What I mean to say is that I commenced freaking out a little bit, which I expressed by not responding to her increasingly frantic emails (“Did you get my message? Uh, how embarrassed do I need to be the next time we see each other?”) and not calling her, despite her sending me her phone number.
I danced around her messages and implied, with more subtlety than I thought at the time, that the feelings were mutual. The next morning, I got a haircut and very carefully planned my outfit for the next day, when I would see her; I even ended up wearing makeup. It was a Sunday and it was a big fundraiser walk for our organization. I crutched around like a rock star and pretended that I didn’t know exactly where she was the entire day. I knew exactly where she was.

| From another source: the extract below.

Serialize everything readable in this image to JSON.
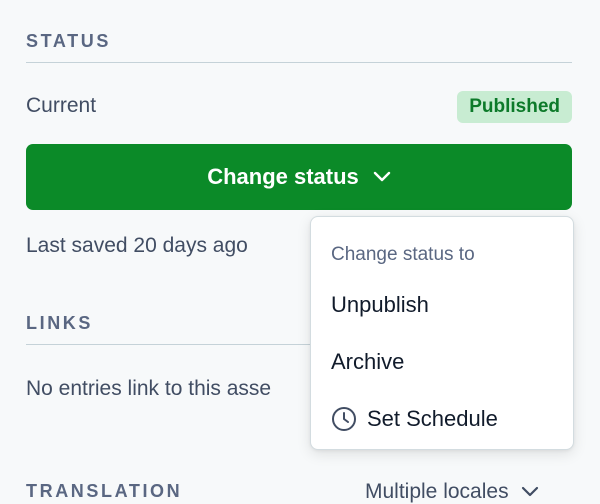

When I first arrived at the walk, she came over to me and handed me a cup of tea. She handed me a cup of tea like I was her person, like of course she would share her cup of tea; and I took it like I knew that it was our cup of tea. It was the most natural thing to do, and it was strange that we were just there, at this level of comfort and knowing each other.
After the event was over and all the attendees had left, I stood around and offered to help carry boxes. This was while I was on crutches and couldn’t walk (skating accident), so I think this is where my subtlety ended. We went to Starbucks for “a coffee” and drank several cups of tea and did almost the entire Sunday NY Times crossword. When it finally became clear that we’d been there for way too long—say, five hours—she asked me to have dinner with her.
I don’t think we held hands, and we didn’t kiss. I ran away from her—I was crazy skilled on my crutches—when my train came, because I wanted to be sure that I really, really liked her before I let her kiss me.
In the last two years, we have both left two jobs. Between the two of us, we have taken in a kitten, a cat, and a dog. We have fostered two other cats. We have connected more strongly with some friends and lost our connection to others. We have been to every state in New England except for Connecticut. We have had so much fun, and we have supported each other through heartbreak, through depression, through big decisions. We have learned how to talk to each other, how to listen to each other and to ourselves, and how to be a family. We are always doing the work.
Marrying her, I expect, will always be work. It is work planning this wedding; it is work discussing and deciding what we want our marriage to be. It is work when it is not about the wedding or the marriage, but whose turn it is to walk the dog or clean the litter boxes. It is work in many little ways and some big ways and all of this work is so worth it.
The first ever picture of us together!
How did you and your affianced meet? Did you know right away that they were your person?